Scientific experimentsare the backbone of modern science, enabling researchers to explore the mysteries of the universe, validate theories, and develop innovative solutions to real-world problems. They follow a systematic approach known as the scientific method, where hypotheses are tested through empirical investigation.
In this comprehensive exploration, we delve into the importance of scientific experiments, the various types, key elements, famous historical experiments, ethical considerations, and the evolving landscape of scientific experimentation.
The scientific method is a structured process that guides researchers in conducting experiments and making sense of the natural world. It comprises several key steps, including observation, hypothesis formulation, experimentation, data collection, analysis, and drawing conclusions. This method ensures rigor and objectivity in scientific inquiry.
Scientific experiments are the driving force behind the accumulation of knowledge. They allow scientists to expand the boundaries of understanding in fields ranging from physics and chemistry to biology and beyond. Moreover, the technological innovations arising from experiments have transformed our daily lives.

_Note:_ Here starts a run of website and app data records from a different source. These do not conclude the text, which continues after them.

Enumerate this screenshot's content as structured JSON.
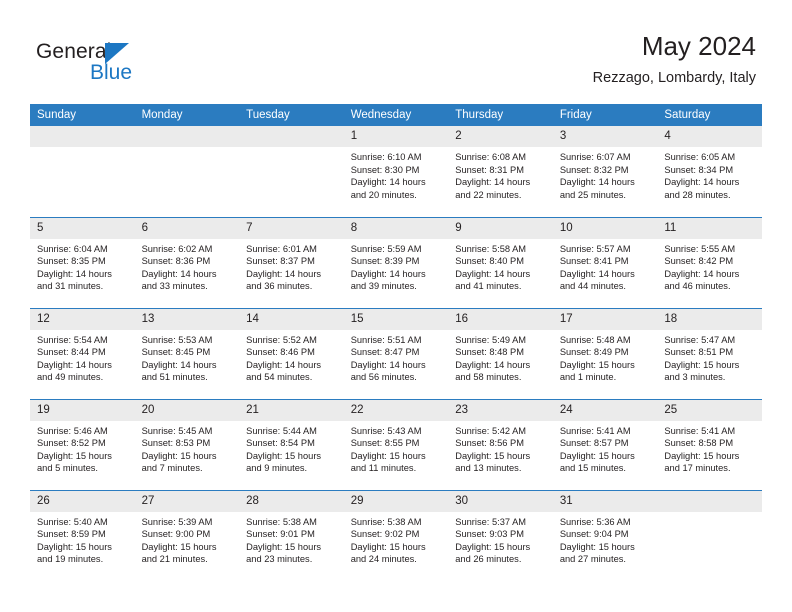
{
  "brand": {
    "name_top": "General",
    "name_bottom": "Blue",
    "triangle_color": "#1c77c3",
    "text_color": "#231f20"
  },
  "header": {
    "title": "May 2024",
    "subtitle": "Rezzago, Lombardy, Italy"
  },
  "theme": {
    "header_blue": "#2b7cc0",
    "daynum_gray": "#ebebeb",
    "text": "#231f20"
  },
  "weekday_headers": [
    "Sunday",
    "Monday",
    "Tuesday",
    "Wednesday",
    "Thursday",
    "Friday",
    "Saturday"
  ],
  "weeks": [
    [
      {
        "day": "",
        "lines": []
      },
      {
        "day": "",
        "lines": []
      },
      {
        "day": "",
        "lines": []
      },
      {
        "day": "1",
        "lines": [
          "Sunrise: 6:10 AM",
          "Sunset: 8:30 PM",
          "Daylight: 14 hours and 20 minutes."
        ]
      },
      {
        "day": "2",
        "lines": [
          "Sunrise: 6:08 AM",
          "Sunset: 8:31 PM",
          "Daylight: 14 hours and 22 minutes."
        ]
      },
      {
        "day": "3",
        "lines": [
          "Sunrise: 6:07 AM",
          "Sunset: 8:32 PM",
          "Daylight: 14 hours and 25 minutes."
        ]
      },
      {
        "day": "4",
        "lines": [
          "Sunrise: 6:05 AM",
          "Sunset: 8:34 PM",
          "Daylight: 14 hours and 28 minutes."
        ]
      }
    ],
    [
      {
        "day": "5",
        "lines": [
          "Sunrise: 6:04 AM",
          "Sunset: 8:35 PM",
          "Daylight: 14 hours and 31 minutes."
        ]
      },
      {
        "day": "6",
        "lines": [
          "Sunrise: 6:02 AM",
          "Sunset: 8:36 PM",
          "Daylight: 14 hours and 33 minutes."
        ]
      },
      {
        "day": "7",
        "lines": [
          "Sunrise: 6:01 AM",
          "Sunset: 8:37 PM",
          "Daylight: 14 hours and 36 minutes."
        ]
      },
      {
        "day": "8",
        "lines": [
          "Sunrise: 5:59 AM",
          "Sunset: 8:39 PM",
          "Daylight: 14 hours and 39 minutes."
        ]
      },
      {
        "day": "9",
        "lines": [
          "Sunrise: 5:58 AM",
          "Sunset: 8:40 PM",
          "Daylight: 14 hours and 41 minutes."
        ]
      },
      {
        "day": "10",
        "lines": [
          "Sunrise: 5:57 AM",
          "Sunset: 8:41 PM",
          "Daylight: 14 hours and 44 minutes."
        ]
      },
      {
        "day": "11",
        "lines": [
          "Sunrise: 5:55 AM",
          "Sunset: 8:42 PM",
          "Daylight: 14 hours and 46 minutes."
        ]
      }
    ],
    [
      {
        "day": "12",
        "lines": [
          "Sunrise: 5:54 AM",
          "Sunset: 8:44 PM",
          "Daylight: 14 hours and 49 minutes."
        ]
      },
      {
        "day": "13",
        "lines": [
          "Sunrise: 5:53 AM",
          "Sunset: 8:45 PM",
          "Daylight: 14 hours and 51 minutes."
        ]
      },
      {
        "day": "14",
        "lines": [
          "Sunrise: 5:52 AM",
          "Sunset: 8:46 PM",
          "Daylight: 14 hours and 54 minutes."
        ]
      },
      {
        "day": "15",
        "lines": [
          "Sunrise: 5:51 AM",
          "Sunset: 8:47 PM",
          "Daylight: 14 hours and 56 minutes."
        ]
      },
      {
        "day": "16",
        "lines": [
          "Sunrise: 5:49 AM",
          "Sunset: 8:48 PM",
          "Daylight: 14 hours and 58 minutes."
        ]
      },
      {
        "day": "17",
        "lines": [
          "Sunrise: 5:48 AM",
          "Sunset: 8:49 PM",
          "Daylight: 15 hours and 1 minute."
        ]
      },
      {
        "day": "18",
        "lines": [
          "Sunrise: 5:47 AM",
          "Sunset: 8:51 PM",
          "Daylight: 15 hours and 3 minutes."
        ]
      }
    ],
    [
      {
        "day": "19",
        "lines": [
          "Sunrise: 5:46 AM",
          "Sunset: 8:52 PM",
          "Daylight: 15 hours and 5 minutes."
        ]
      },
      {
        "day": "20",
        "lines": [
          "Sunrise: 5:45 AM",
          "Sunset: 8:53 PM",
          "Daylight: 15 hours and 7 minutes."
        ]
      },
      {
        "day": "21",
        "lines": [
          "Sunrise: 5:44 AM",
          "Sunset: 8:54 PM",
          "Daylight: 15 hours and 9 minutes."
        ]
      },
      {
        "day": "22",
        "lines": [
          "Sunrise: 5:43 AM",
          "Sunset: 8:55 PM",
          "Daylight: 15 hours and 11 minutes."
        ]
      },
      {
        "day": "23",
        "lines": [
          "Sunrise: 5:42 AM",
          "Sunset: 8:56 PM",
          "Daylight: 15 hours and 13 minutes."
        ]
      },
      {
        "day": "24",
        "lines": [
          "Sunrise: 5:41 AM",
          "Sunset: 8:57 PM",
          "Daylight: 15 hours and 15 minutes."
        ]
      },
      {
        "day": "25",
        "lines": [
          "Sunrise: 5:41 AM",
          "Sunset: 8:58 PM",
          "Daylight: 15 hours and 17 minutes."
        ]
      }
    ],
    [
      {
        "day": "26",
        "lines": [
          "Sunrise: 5:40 AM",
          "Sunset: 8:59 PM",
          "Daylight: 15 hours and 19 minutes."
        ]
      },
      {
        "day": "27",
        "lines": [
          "Sunrise: 5:39 AM",
          "Sunset: 9:00 PM",
          "Daylight: 15 hours and 21 minutes."
        ]
      },
      {
        "day": "28",
        "lines": [
          "Sunrise: 5:38 AM",
          "Sunset: 9:01 PM",
          "Daylight: 15 hours and 23 minutes."
        ]
      },
      {
        "day": "29",
        "lines": [
          "Sunrise: 5:38 AM",
          "Sunset: 9:02 PM",
          "Daylight: 15 hours and 24 minutes."
        ]
      },
      {
        "day": "30",
        "lines": [
          "Sunrise: 5:37 AM",
          "Sunset: 9:03 PM",
          "Daylight: 15 hours and 26 minutes."
        ]
      },
      {
        "day": "31",
        "lines": [
          "Sunrise: 5:36 AM",
          "Sunset: 9:04 PM",
          "Daylight: 15 hours and 27 minutes."
        ]
      },
      {
        "day": "",
        "lines": []
      }
    ]
  ]
}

Scientific experiments often aim to address practical challenges. Researchers use their findings to develop new technologies, medicines, and strategies that improve human well-being, enhance environmental sustainability, and mitigate global issues.

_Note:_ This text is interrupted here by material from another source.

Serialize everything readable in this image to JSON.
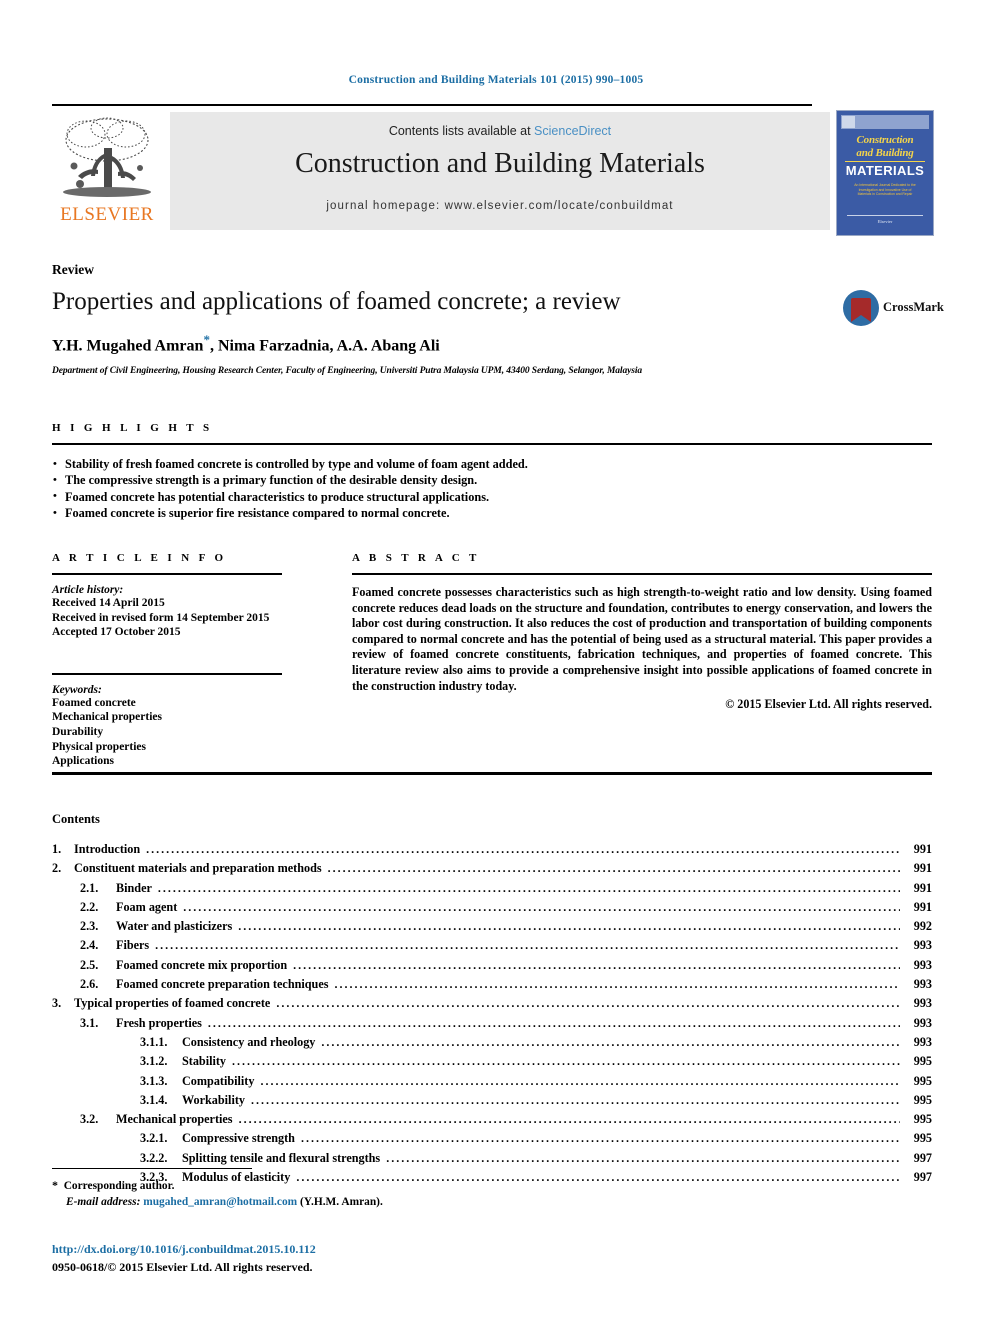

Scientific theories are built on a foundation of experiments that provide empirical evidence. Experiments serve as a means to validate or disprove hypotheses, leading to the refinement and expansion of scientific theories.
Controlled experiments involve manipulating one or more variables while keeping all other factors constant. This approach allows researchers to isolate the effects of specific variables and draw meaningful conclusions.
Observational experiments involve collecting data by observing natural phenomena without intervening or manipulating variables. They are often used in fields like astronomy and ecology.
Field experiments take place in real-world settings, offering insights into how variables behave in their natural environments. These experiments are vital in understanding complex systems and ecological interactions.
Natural experiments occur when researchers take advantage of naturally occurring events or variations in the environment to study their effects on variables of interest. They provide unique opportunities for studying cause-and-effect relationships.
Laboratory experiments are conducted in controlled, artificial environments, while field experiments occur in the natural world. Each has its advantages and limitations, and the choice depends on the research objectives.
Hypotheses are educated guesses that predict the outcome of an experiment. They serve as a starting point for research and guide the experimental process.
The experimental design is crucial for ensuring the validity and reliability of results. Researchers carefully plan how they will manipulate variables, collect data, and control for potential sources of error.
Data collection involves recording observations and measurements during the experiment, while data analysis includes statistical and qualitative methods to make sense of the collected data.
Reproducibility is a cornerstone of scientific experiments. Researchers must provide enough detail in their reports to allow others to replicate their experiments. Peer review ensures the quality and validity of the research.
Galileo's Experiments on Falling Objects
Galileo Galilei's experiments with falling objects challenged prevailing notions about motion and gravity, laying the foundation for Isaac Newton's laws of motion.
Gregor Mendel's pioneering work with pea plants established the principles of genetics, uncovering the laws of inheritance.
Isaac Newton's prism experiment demonstrated the phenomenon of light dispersion, leading to his groundbreaking theory of colors and optics.
Ivan Pavlov's experiments with dogs paved the way for the understanding of classical conditioning in psychology, influencing the study of behavior.
The Miller-Urey experiment simulated Earth's early conditions, demonstrating the possibility of organic molecule formation a significant step in the study of abiogenesis.
Ethical experimentation involving humans requires informed consent, ensuring that participants understand the risks and benefits of their participation.
The use of animals in experiments raises ethical dilemmas, leading to the development of guidelines to minimize harm and suffering.
Scientists must consider the environmental impact of their experiments and adopt practices that promote conservation and sustainability.
Dual-use research involves experiments with the potential for both beneficial and harmful outcomes, necessitating careful ethical scrutiny and regulation.
The replication crisis highlights the need for more rigorous experimental designs and transparent reporting to ensure the reliability of scientific findings.
Advances in technology have led to an explosion of data, opening new avenues for experimentation and analysis.
Collaborations across scientific disciplines are becoming increasingly important as complex problems require diverse expertise.
The integration of artificial intelligence in experimentation raises ethical questions regarding decision-making, responsibility, and safety.
Engaging the public in scientific experiments through citizen science initiatives broadens the scope of research and democratizes scientific discovery.
Scientific experiments serve as the cornerstone of scientific progress, driving our understanding of the world and shaping the future of technology and innovation. By adhering to the scientific method, considering ethical implications, and embracing emerging trends, researchers continue to push the boundaries of human knowledge and address the challenges of our time.